To do :: Go through the entries below and print each one exactly, leaving out pictures.

Data items ::
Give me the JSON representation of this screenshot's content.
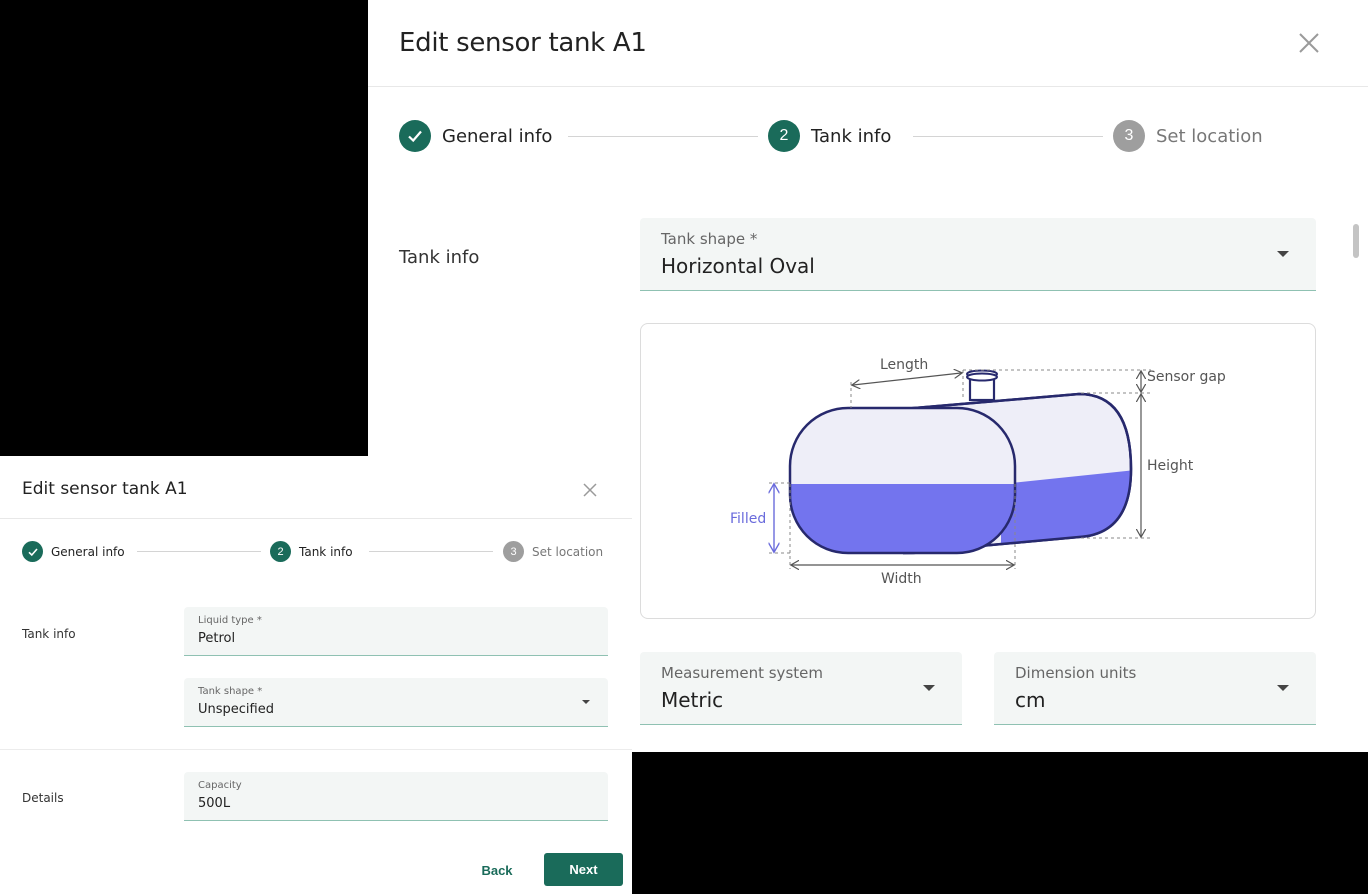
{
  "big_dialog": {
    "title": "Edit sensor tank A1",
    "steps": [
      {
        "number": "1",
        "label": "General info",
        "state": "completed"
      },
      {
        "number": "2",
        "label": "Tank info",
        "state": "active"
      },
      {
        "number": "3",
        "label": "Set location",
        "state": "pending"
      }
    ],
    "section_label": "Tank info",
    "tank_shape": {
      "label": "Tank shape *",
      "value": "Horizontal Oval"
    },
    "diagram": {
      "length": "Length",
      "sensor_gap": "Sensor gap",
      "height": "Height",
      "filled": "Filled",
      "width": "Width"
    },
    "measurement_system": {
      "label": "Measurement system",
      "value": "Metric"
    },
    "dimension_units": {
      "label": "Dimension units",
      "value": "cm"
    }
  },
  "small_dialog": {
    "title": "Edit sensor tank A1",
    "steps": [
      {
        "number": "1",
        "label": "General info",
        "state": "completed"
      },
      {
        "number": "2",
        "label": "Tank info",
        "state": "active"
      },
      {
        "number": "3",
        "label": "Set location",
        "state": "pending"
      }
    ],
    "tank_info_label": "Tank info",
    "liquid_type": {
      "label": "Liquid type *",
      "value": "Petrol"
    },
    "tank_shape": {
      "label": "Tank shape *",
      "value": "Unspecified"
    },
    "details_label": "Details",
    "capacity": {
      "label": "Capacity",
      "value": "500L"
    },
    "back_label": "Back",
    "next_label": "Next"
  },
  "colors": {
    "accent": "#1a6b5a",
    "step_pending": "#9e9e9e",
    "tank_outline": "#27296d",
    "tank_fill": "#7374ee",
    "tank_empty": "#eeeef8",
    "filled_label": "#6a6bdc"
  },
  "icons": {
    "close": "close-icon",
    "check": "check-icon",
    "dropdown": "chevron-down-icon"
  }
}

Your solution ::
Give me the JSON representation of this screenshot's content.
{
  "big_dialog": {
    "title": "Edit sensor tank A1",
    "steps": [
      {
        "number": "1",
        "label": "General info",
        "state": "completed"
      },
      {
        "number": "2",
        "label": "Tank info",
        "state": "active"
      },
      {
        "number": "3",
        "label": "Set location",
        "state": "pending"
      }
    ],
    "section_label": "Tank info",
    "tank_shape": {
      "label": "Tank shape *",
      "value": "Horizontal Oval"
    },
    "diagram": {
      "length": "Length",
      "sensor_gap": "Sensor gap",
      "height": "Height",
      "filled": "Filled",
      "width": "Width"
    },
    "measurement_system": {
      "label": "Measurement system",
      "value": "Metric"
    },
    "dimension_units": {
      "label": "Dimension units",
      "value": "cm"
    }
  },
  "small_dialog": {
    "title": "Edit sensor tank A1",
    "steps": [
      {
        "number": "1",
        "label": "General info",
        "state": "completed"
      },
      {
        "number": "2",
        "label": "Tank info",
        "state": "active"
      },
      {
        "number": "3",
        "label": "Set location",
        "state": "pending"
      }
    ],
    "tank_info_label": "Tank info",
    "liquid_type": {
      "label": "Liquid type *",
      "value": "Petrol"
    },
    "tank_shape": {
      "label": "Tank shape *",
      "value": "Unspecified"
    },
    "details_label": "Details",
    "capacity": {
      "label": "Capacity",
      "value": "500L"
    },
    "back_label": "Back",
    "next_label": "Next"
  },
  "colors": {
    "accent": "#1a6b5a",
    "step_pending": "#9e9e9e",
    "tank_outline": "#27296d",
    "tank_fill": "#7374ee",
    "tank_empty": "#eeeef8",
    "filled_label": "#6a6bdc"
  },
  "icons": {
    "close": "close-icon",
    "check": "check-icon",
    "dropdown": "chevron-down-icon"
  }
}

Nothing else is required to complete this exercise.